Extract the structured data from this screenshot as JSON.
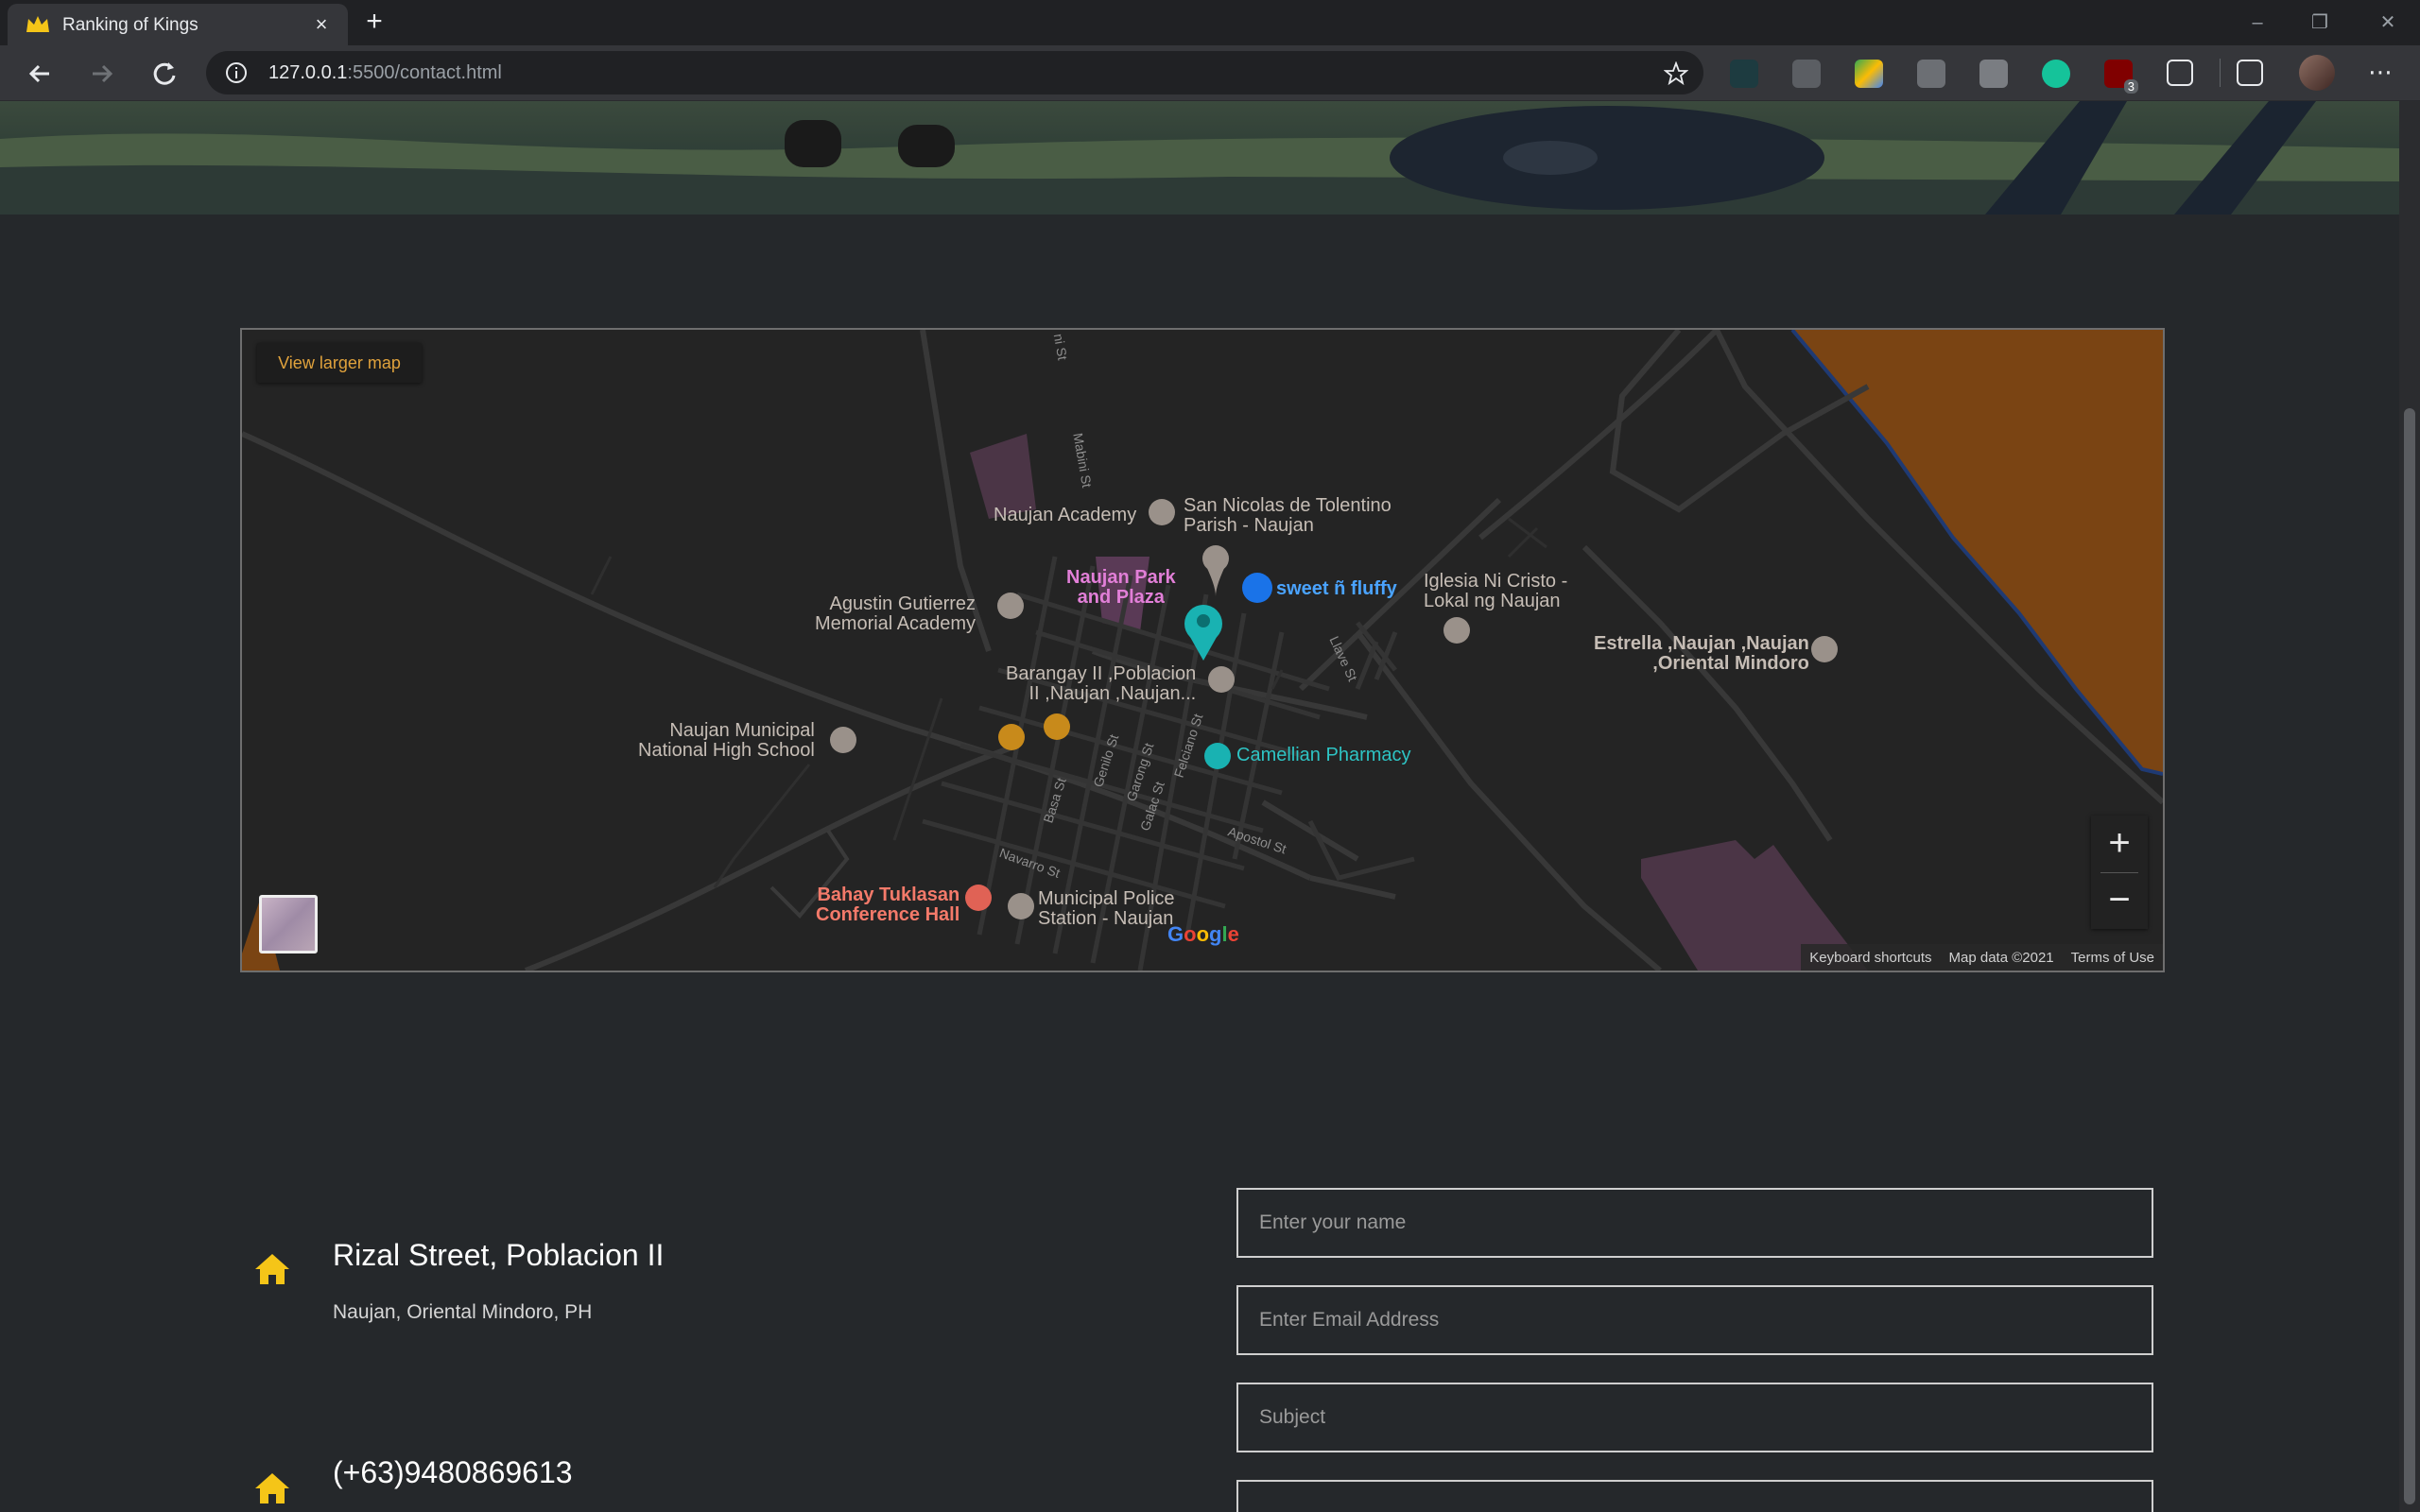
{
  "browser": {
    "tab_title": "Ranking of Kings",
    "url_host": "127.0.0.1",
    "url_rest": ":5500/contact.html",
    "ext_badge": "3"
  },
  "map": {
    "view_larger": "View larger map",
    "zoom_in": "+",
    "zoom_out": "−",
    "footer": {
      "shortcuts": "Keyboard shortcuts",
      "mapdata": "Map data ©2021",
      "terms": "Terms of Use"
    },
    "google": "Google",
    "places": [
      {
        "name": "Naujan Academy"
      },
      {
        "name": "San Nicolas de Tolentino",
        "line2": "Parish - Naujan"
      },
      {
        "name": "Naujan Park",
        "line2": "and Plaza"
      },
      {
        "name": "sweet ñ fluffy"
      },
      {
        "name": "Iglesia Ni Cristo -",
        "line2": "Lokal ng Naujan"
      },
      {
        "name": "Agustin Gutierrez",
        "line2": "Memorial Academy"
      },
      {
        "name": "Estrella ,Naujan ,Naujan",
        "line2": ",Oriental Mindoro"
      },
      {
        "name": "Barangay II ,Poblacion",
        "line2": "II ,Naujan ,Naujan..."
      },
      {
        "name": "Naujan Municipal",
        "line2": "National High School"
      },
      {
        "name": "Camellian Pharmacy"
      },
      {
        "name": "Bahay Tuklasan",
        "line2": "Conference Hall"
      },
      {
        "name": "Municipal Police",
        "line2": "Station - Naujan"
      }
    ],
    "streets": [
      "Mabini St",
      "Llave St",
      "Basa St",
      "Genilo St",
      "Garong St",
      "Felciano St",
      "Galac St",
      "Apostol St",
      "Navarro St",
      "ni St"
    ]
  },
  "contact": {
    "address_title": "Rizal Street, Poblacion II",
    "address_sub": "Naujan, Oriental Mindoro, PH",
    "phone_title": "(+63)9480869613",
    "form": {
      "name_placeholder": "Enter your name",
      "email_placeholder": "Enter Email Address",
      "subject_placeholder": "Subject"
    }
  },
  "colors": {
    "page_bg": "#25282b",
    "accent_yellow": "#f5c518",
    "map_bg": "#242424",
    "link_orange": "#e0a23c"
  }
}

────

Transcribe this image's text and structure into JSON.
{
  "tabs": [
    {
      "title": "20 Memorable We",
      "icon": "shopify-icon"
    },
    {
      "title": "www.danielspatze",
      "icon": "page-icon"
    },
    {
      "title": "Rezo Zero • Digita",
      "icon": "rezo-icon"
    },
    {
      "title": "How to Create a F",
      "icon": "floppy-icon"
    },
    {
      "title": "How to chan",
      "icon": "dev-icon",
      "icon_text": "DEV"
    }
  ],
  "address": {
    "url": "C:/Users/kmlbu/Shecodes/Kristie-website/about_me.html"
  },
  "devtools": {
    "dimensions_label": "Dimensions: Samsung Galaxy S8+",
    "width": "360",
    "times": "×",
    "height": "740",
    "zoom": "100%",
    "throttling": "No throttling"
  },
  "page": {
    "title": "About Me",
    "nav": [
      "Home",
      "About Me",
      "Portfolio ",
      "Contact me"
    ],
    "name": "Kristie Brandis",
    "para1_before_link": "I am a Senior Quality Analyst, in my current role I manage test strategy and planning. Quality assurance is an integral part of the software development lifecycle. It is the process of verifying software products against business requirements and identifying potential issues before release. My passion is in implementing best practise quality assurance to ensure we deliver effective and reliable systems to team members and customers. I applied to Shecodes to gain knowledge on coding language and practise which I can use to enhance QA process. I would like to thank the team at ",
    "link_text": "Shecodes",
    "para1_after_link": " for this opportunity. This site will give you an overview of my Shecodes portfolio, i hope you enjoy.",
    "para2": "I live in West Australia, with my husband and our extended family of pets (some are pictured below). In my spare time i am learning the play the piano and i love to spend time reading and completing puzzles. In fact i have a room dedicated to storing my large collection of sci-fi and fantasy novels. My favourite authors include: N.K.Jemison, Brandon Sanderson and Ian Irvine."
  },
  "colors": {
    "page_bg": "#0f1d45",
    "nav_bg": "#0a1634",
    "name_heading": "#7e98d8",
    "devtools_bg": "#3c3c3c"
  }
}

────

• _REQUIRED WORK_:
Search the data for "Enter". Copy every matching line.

• _EXERCISE SOLUTION_:
      "name_placeholder": "Enter your name",
      "email_placeholder": "Enter Email Address",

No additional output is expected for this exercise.